If known, the primary source of the watercourse which produces the waterfall will be listed here. This is helpful in determining whether a waterfall may flow more consistently during certain periods of the year - streams which originate in Springs, Lakes, or Glaciers will often flow more consistently throughout the year than those fueled by simply Runoff. The source of the stream may also be either unknown or undetermined.
A rough estimation of how many months out of the year the stream which produces the waterfall will actually hold water. The vast majority of waterfalls featured on this website will technically be truly perennial waterfalls (those that flow all year long), but some may see their flow dwindle greatly in the late summer months. This figure will not take into account the winter months when the waterfall may freeze, because in such cases the waterfall will very often be inaccessible. Entries which specify a Flow Consistncy of 12 Months should in general have an acceptable flow at any time of year (but may be better during certain periods - see below).
A general estimate of the best period of the year during which time the falls will be considered at optimal conditions, or flowing at their best. There may be variance within the range specified where the flow will be better or worse, but visiting at any time in the range specified (if available) will generally present the waterfall in its best light.Close
CatalogedWaterfalls which are Cataloged we have visited and surveyed in person. Statistical information should be quite accurate (for the most part), and exact measurements will often be available (information is not guaranteed to always be up to date). Detailed information, directions, and photographs will almost always be available.
ConfirmedConfirmed Waterfalls are known to exist, should be relatively accurately mapped and geotagged, and the statistical information available will often be dependable. If height information is presented, it may be estimated but should be accurate. Directions will not likely be available.
UnconfirmedUnconfirmed Waterfalls are often marked on a published map, but we have yet to confirm the exact location and / or whether or not its stature is significant enough to qualify for listing in the database. Statistical information may be estimated and may be inaccurate. No directions.
UnknownWaterfalls marked as Unknown are either suspected to exist based on heresay or a hunch, or we have received unverified information suggesting a waterfall may exist near the location provided but cannot corroborate it in any way. Geodata may not be accurate, the location may not be known at all, and statistical information will be estimated and highly inaccurate.
InundatedInundated Waterfalls have been submerged beneath lakes or reservoirs, usually a result of impoundment of a river behind a dam, and most often no longer functionally exist (there may be rare exceptions). We maintain records for these features out of historical importance.

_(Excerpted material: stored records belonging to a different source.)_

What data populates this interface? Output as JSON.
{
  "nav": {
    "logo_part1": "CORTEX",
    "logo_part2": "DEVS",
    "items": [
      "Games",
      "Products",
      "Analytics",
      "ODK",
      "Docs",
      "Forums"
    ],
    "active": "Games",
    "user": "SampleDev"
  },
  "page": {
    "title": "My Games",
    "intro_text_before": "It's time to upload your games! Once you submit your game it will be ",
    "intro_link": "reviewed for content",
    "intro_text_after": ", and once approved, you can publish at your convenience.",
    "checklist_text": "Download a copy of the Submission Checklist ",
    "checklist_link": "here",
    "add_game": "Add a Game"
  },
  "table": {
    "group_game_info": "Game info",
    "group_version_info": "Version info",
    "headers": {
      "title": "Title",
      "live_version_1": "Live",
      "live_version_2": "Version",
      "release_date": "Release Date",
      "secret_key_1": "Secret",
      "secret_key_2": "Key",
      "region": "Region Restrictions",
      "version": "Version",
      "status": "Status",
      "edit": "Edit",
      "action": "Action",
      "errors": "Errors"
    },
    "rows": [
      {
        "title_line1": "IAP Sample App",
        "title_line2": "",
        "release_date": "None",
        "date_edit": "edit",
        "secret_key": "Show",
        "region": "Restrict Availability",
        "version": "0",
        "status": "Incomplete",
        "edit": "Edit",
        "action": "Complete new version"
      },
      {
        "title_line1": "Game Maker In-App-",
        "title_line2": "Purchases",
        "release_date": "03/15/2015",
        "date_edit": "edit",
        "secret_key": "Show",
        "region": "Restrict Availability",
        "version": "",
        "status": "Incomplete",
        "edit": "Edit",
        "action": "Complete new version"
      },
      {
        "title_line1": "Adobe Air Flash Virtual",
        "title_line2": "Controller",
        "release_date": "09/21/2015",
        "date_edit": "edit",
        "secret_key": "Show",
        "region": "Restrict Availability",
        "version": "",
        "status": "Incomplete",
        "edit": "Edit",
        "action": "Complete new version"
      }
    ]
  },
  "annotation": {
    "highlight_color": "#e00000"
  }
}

SubterraneanThough not common, some waterfalls can be found entirely underground within cave systems. Access to subterranean waterfalls can vary from easy via developed walkways to requiring a high level of extremely technical spelunking skill, including familiarity with ropework and a distinct lack of claustrophobia.
DisqualifiedWaterfalls which have been marked as Disqualified do not have the necessary stature or features to qualify as a legitimate waterfall according to our criteria. We will maintain records for entries with this status where the feature is well known and / or may have been historically referred to as a waterfall at some point in time.
PostedPosted Waterfalls are known to exist, and we may have a large amount of information associated with them, but are located on private property and are not legally accessible to the general public. Accessing waterfalls with this status should not be attempted without first being explicitly granted permission of the property owner.